[RECORDS — start]
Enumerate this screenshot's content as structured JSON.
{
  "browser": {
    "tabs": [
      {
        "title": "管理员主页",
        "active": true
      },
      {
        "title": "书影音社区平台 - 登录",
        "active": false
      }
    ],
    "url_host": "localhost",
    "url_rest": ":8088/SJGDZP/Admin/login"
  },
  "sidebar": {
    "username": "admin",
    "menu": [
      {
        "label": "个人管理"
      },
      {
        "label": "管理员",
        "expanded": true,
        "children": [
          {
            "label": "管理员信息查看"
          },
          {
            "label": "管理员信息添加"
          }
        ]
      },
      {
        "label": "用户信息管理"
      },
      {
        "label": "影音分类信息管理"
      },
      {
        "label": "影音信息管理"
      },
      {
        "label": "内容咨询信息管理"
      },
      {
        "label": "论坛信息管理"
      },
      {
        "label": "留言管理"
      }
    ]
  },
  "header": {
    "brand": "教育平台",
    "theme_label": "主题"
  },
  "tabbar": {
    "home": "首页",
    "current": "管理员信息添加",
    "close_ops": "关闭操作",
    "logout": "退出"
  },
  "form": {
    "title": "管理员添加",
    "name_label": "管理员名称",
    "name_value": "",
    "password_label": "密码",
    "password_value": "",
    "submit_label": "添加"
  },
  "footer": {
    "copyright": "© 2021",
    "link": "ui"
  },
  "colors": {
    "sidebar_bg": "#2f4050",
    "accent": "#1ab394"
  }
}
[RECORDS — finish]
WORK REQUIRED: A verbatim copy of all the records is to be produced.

ANSWER TO THIS TASK:
Enumerate this screenshot's content as structured JSON.
{
  "browser": {
    "tabs": [
      {
        "title": "管理员主页",
        "active": true
      },
      {
        "title": "书影音社区平台 - 登录",
        "active": false
      }
    ],
    "url_host": "localhost",
    "url_rest": ":8088/SJGDZP/Admin/login"
  },
  "sidebar": {
    "username": "admin",
    "menu": [
      {
        "label": "个人管理"
      },
      {
        "label": "管理员",
        "expanded": true,
        "children": [
          {
            "label": "管理员信息查看"
          },
          {
            "label": "管理员信息添加"
          }
        ]
      },
      {
        "label": "用户信息管理"
      },
      {
        "label": "影音分类信息管理"
      },
      {
        "label": "影音信息管理"
      },
      {
        "label": "内容咨询信息管理"
      },
      {
        "label": "论坛信息管理"
      },
      {
        "label": "留言管理"
      }
    ]
  },
  "header": {
    "brand": "教育平台",
    "theme_label": "主题"
  },
  "tabbar": {
    "home": "首页",
    "current": "管理员信息添加",
    "close_ops": "关闭操作",
    "logout": "退出"
  },
  "form": {
    "title": "管理员添加",
    "name_label": "管理员名称",
    "name_value": "",
    "password_label": "密码",
    "password_value": "",
    "submit_label": "添加"
  },
  "footer": {
    "copyright": "© 2021",
    "link": "ui"
  },
  "colors": {
    "sidebar_bg": "#2f4050",
    "accent": "#1ab394"
  }
}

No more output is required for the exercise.